Segment Open

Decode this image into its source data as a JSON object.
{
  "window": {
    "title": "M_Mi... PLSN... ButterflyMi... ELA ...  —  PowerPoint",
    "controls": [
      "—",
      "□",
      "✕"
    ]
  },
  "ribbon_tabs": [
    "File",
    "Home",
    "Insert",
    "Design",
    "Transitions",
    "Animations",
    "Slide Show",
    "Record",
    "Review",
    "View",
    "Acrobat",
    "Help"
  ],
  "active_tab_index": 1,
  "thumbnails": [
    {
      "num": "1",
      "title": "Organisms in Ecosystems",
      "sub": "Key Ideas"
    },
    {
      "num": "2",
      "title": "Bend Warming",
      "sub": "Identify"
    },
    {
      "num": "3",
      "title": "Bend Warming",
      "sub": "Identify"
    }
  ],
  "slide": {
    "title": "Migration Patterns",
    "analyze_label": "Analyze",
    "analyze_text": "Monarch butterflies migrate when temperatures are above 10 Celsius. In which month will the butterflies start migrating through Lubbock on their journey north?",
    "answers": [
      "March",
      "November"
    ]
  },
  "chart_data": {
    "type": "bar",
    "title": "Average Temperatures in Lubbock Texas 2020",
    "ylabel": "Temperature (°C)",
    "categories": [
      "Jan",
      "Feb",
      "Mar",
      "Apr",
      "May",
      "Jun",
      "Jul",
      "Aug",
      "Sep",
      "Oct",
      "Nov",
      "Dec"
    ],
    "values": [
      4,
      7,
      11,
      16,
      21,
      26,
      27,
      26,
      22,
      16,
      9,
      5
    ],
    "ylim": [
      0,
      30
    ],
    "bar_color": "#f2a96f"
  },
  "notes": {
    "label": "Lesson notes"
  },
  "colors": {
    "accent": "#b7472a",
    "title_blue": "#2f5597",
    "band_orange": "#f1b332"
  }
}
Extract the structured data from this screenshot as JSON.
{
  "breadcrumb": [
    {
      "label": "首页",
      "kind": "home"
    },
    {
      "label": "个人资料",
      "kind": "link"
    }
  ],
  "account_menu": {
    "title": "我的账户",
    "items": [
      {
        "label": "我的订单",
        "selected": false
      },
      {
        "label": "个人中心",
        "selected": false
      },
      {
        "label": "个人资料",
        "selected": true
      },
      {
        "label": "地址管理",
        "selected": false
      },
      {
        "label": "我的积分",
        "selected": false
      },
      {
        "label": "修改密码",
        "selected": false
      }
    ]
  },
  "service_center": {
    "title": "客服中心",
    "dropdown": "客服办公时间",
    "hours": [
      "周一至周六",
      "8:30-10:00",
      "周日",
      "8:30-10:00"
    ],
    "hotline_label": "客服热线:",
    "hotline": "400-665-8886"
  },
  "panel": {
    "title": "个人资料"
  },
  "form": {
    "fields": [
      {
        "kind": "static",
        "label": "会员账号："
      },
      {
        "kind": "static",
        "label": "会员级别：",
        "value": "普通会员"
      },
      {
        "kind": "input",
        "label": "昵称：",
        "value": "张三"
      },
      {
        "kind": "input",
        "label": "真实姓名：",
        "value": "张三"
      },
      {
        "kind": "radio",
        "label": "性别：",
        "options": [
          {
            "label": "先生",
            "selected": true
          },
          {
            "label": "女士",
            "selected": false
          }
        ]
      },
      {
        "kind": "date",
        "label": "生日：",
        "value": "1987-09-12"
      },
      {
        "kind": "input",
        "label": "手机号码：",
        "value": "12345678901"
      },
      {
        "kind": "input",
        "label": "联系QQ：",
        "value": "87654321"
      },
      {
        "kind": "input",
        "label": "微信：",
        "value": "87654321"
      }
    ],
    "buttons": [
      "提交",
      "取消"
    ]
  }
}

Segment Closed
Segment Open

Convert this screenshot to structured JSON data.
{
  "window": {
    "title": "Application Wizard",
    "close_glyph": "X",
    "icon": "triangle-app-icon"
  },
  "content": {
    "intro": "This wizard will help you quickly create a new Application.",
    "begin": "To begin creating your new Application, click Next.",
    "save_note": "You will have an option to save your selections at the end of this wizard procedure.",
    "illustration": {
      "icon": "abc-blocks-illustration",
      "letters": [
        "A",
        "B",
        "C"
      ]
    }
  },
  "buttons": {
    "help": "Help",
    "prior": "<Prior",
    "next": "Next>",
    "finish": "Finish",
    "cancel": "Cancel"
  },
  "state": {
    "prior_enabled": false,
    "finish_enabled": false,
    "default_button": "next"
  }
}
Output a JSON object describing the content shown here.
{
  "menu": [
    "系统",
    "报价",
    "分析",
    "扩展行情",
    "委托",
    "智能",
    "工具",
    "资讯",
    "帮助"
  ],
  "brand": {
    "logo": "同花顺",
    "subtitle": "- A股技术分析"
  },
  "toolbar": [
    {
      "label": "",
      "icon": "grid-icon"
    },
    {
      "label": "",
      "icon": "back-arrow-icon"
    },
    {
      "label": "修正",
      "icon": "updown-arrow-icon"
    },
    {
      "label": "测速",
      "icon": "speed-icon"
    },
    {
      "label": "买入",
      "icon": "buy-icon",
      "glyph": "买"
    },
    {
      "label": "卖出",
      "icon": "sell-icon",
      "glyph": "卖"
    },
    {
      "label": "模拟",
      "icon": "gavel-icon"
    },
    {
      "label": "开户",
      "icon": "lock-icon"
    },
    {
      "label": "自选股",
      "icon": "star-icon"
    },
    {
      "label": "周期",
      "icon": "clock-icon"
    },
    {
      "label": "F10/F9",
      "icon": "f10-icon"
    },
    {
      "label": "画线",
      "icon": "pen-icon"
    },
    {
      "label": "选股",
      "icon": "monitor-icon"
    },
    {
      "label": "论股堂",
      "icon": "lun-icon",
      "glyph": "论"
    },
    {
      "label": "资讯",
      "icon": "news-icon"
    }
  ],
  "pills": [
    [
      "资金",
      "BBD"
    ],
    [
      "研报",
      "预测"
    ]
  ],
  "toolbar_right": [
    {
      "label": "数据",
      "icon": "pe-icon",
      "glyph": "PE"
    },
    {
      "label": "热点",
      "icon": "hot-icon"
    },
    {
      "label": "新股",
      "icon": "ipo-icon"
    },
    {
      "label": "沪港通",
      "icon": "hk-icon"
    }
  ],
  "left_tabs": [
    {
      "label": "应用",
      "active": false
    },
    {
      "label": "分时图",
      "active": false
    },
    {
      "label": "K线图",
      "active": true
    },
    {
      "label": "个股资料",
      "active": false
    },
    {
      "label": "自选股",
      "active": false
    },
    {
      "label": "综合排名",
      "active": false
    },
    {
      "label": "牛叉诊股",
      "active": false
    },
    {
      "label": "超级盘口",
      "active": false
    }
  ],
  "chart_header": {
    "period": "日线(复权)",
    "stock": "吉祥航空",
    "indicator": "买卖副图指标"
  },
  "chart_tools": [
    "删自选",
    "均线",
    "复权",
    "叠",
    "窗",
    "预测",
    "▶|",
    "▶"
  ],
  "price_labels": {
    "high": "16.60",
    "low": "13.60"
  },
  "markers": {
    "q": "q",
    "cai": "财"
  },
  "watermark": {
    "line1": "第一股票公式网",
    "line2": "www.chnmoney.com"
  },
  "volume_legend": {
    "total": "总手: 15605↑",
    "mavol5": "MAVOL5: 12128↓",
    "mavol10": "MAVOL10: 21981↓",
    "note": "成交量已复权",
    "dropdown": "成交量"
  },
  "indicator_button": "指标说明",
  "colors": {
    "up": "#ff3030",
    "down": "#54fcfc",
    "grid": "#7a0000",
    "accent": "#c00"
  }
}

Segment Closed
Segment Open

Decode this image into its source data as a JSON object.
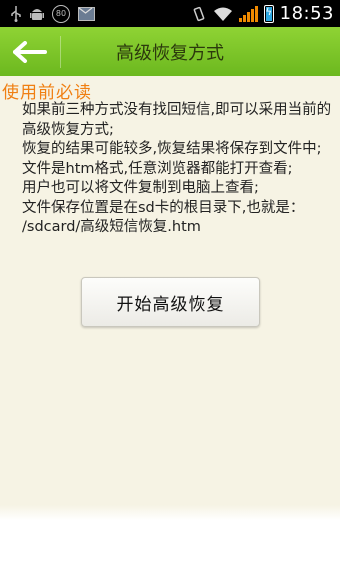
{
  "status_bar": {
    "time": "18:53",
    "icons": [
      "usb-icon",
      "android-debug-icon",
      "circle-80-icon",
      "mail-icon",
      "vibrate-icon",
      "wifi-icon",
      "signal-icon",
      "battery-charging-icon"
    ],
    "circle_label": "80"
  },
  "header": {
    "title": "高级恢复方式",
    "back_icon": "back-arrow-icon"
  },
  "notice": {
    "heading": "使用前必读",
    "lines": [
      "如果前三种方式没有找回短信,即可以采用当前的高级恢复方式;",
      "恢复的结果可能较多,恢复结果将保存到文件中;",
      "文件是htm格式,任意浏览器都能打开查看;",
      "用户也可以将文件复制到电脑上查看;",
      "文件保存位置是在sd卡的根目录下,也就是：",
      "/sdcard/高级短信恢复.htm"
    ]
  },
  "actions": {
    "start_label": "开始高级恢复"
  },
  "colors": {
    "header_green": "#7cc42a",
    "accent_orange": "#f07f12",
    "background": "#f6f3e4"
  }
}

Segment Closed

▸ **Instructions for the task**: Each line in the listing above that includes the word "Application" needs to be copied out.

▸ **Response below**:
    "title": "Application Wizard",
    "intro": "This wizard will help you quickly create a new Application.",
    "begin": "To begin creating your new Application, click Next.",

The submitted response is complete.